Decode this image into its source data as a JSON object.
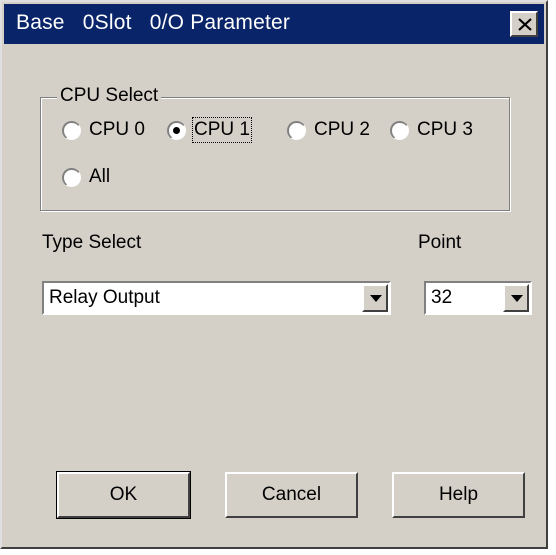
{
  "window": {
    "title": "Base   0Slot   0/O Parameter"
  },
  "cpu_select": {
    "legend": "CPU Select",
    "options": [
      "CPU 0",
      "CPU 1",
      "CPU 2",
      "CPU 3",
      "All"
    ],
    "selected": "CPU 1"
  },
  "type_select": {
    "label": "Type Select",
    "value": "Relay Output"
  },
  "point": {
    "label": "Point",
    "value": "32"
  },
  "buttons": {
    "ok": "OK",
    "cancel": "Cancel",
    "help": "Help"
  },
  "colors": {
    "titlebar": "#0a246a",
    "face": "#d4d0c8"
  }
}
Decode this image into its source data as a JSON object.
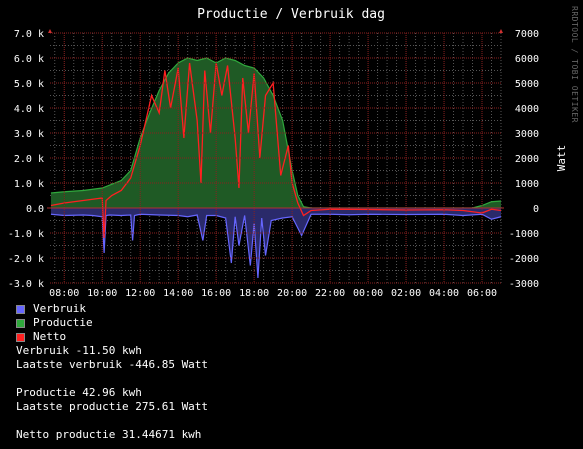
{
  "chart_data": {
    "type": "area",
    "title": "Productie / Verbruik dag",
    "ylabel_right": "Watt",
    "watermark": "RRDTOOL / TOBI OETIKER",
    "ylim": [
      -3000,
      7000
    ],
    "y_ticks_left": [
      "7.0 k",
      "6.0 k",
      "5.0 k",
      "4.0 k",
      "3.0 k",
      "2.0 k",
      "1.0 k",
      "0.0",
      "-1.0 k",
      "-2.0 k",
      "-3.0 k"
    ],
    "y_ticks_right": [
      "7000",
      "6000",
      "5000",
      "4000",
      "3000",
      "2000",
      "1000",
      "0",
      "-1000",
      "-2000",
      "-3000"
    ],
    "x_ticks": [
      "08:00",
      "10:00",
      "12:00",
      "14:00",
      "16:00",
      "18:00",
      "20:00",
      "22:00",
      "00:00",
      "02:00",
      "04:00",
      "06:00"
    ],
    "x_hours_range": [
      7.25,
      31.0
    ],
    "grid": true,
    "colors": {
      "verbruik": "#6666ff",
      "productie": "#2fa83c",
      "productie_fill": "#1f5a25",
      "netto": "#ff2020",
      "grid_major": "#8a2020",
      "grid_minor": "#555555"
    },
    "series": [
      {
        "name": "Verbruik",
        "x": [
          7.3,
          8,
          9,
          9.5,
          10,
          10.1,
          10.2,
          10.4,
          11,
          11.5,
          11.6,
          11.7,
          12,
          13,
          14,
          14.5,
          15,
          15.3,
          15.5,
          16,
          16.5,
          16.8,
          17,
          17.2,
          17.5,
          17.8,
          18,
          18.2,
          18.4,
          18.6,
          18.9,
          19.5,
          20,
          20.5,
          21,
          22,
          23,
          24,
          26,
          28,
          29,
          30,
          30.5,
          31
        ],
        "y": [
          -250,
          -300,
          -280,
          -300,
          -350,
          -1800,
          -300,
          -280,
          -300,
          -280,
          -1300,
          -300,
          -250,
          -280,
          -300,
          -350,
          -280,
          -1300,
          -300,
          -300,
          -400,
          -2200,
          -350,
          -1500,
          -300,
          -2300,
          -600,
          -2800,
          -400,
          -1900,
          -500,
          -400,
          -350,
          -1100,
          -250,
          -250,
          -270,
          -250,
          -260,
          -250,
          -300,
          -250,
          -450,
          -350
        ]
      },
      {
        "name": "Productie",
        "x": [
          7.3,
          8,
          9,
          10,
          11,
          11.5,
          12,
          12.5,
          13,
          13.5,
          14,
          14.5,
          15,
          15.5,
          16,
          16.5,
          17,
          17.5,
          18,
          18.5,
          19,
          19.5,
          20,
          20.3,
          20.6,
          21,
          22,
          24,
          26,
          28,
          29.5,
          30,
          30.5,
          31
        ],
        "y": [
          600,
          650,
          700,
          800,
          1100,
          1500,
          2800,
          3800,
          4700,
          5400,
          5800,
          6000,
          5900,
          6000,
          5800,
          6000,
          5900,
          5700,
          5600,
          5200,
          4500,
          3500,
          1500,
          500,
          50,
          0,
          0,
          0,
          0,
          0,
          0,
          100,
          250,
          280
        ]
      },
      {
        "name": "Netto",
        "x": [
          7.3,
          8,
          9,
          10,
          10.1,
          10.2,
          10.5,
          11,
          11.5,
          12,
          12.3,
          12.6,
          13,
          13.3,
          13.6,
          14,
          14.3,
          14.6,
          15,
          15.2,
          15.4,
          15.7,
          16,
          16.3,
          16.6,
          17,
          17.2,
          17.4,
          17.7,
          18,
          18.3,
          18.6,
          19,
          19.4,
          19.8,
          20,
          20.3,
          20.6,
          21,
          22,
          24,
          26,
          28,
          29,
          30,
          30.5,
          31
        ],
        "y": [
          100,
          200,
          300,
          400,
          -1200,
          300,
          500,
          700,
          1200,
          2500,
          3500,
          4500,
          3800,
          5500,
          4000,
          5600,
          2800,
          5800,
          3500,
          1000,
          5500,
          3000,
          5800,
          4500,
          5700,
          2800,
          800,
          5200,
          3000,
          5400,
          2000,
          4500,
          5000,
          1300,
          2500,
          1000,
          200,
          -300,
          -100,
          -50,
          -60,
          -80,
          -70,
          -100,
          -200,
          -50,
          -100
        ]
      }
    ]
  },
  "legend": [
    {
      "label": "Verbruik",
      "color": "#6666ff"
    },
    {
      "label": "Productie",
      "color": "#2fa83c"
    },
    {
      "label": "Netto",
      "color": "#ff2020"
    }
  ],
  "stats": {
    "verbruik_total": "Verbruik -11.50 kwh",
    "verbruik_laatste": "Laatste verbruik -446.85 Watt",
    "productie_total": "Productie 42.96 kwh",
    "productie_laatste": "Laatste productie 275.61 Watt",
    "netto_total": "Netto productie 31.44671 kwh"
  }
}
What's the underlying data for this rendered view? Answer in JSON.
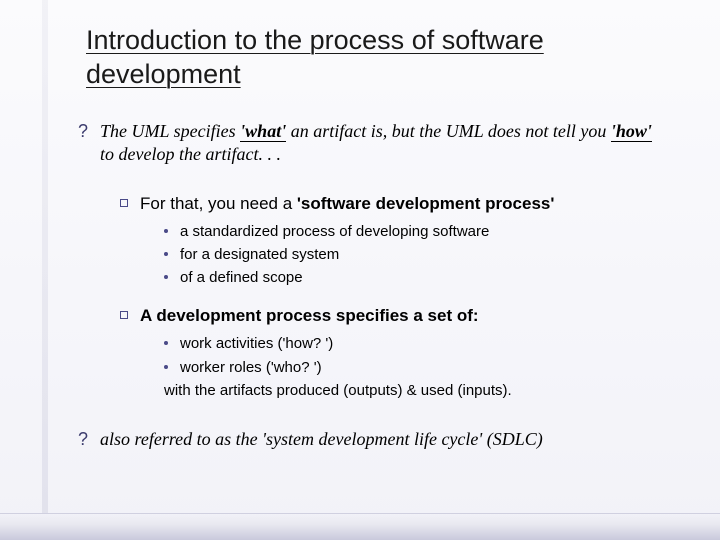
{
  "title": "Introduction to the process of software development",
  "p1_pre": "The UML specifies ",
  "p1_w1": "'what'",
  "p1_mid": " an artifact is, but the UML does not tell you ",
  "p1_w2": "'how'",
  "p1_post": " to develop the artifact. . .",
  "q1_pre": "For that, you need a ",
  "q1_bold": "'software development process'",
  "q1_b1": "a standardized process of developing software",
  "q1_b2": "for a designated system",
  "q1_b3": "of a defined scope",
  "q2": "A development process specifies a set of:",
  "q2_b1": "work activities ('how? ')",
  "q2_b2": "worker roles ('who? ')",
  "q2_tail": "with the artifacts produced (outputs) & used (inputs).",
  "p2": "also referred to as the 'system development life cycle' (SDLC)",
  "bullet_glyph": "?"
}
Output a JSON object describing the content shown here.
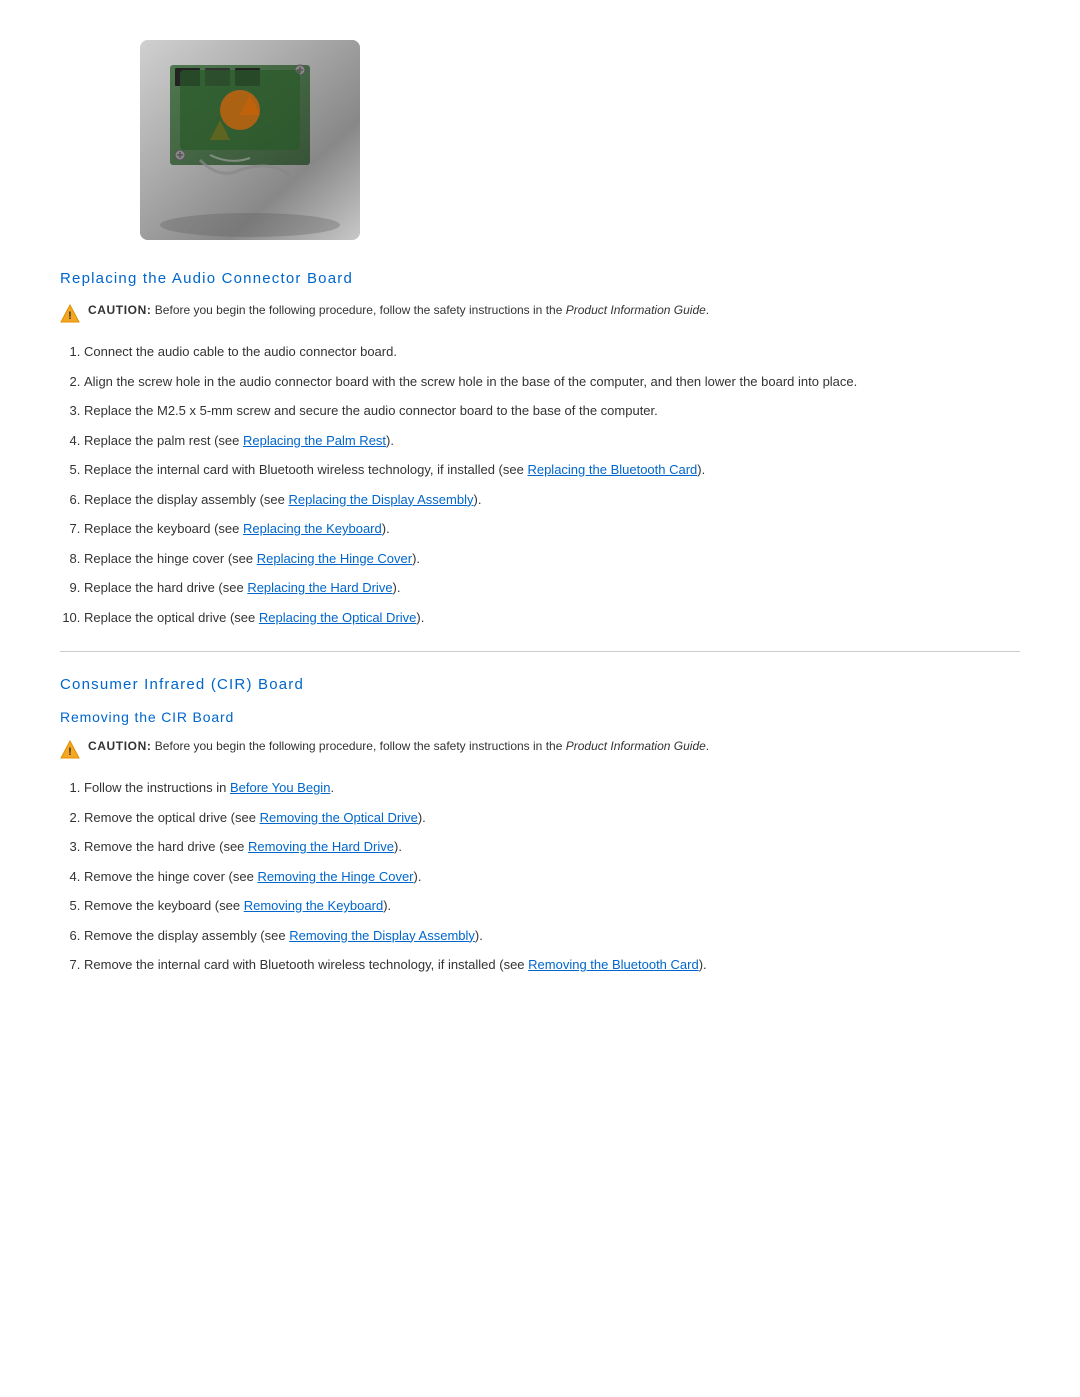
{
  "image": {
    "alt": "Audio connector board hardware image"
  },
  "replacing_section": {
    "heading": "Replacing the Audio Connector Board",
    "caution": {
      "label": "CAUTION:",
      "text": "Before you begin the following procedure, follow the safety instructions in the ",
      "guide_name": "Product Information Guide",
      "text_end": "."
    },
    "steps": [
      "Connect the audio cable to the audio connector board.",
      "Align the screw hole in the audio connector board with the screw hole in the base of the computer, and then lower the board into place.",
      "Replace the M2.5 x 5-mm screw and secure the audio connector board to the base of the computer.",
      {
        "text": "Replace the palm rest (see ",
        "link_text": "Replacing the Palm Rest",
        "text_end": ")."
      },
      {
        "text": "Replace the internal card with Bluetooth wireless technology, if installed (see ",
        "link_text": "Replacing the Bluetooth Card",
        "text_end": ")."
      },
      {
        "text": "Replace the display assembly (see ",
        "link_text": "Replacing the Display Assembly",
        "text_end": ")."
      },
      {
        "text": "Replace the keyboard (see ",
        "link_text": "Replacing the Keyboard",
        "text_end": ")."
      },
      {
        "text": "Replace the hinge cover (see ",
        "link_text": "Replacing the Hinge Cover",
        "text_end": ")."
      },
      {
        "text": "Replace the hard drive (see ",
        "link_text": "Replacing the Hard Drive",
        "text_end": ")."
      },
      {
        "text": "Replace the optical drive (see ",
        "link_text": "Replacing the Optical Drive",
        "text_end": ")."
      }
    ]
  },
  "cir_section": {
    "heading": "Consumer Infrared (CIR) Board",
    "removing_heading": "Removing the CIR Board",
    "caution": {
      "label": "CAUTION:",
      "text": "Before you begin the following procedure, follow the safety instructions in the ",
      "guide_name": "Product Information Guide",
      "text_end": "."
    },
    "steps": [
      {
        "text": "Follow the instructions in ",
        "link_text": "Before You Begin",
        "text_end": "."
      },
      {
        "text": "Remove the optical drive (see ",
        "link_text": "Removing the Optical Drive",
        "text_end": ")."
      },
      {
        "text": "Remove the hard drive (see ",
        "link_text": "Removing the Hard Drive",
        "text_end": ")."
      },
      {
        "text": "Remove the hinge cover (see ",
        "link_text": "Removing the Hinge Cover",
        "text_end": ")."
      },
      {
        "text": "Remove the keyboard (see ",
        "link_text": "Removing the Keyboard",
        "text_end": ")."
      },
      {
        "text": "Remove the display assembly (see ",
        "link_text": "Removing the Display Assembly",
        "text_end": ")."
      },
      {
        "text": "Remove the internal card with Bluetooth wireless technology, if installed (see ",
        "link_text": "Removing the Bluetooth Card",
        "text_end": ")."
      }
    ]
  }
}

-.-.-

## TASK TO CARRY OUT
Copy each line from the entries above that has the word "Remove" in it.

## SOLUTION TO THIS PROBLEM
        "text": "Remove the optical drive (see ",
        "text": "Remove the hard drive (see ",
        "text": "Remove the hinge cover (see ",
        "text": "Remove the keyboard (see ",
        "text": "Remove the display assembly (see ",
        "text": "Remove the internal card with Bluetooth wireless technology, if installed (see ",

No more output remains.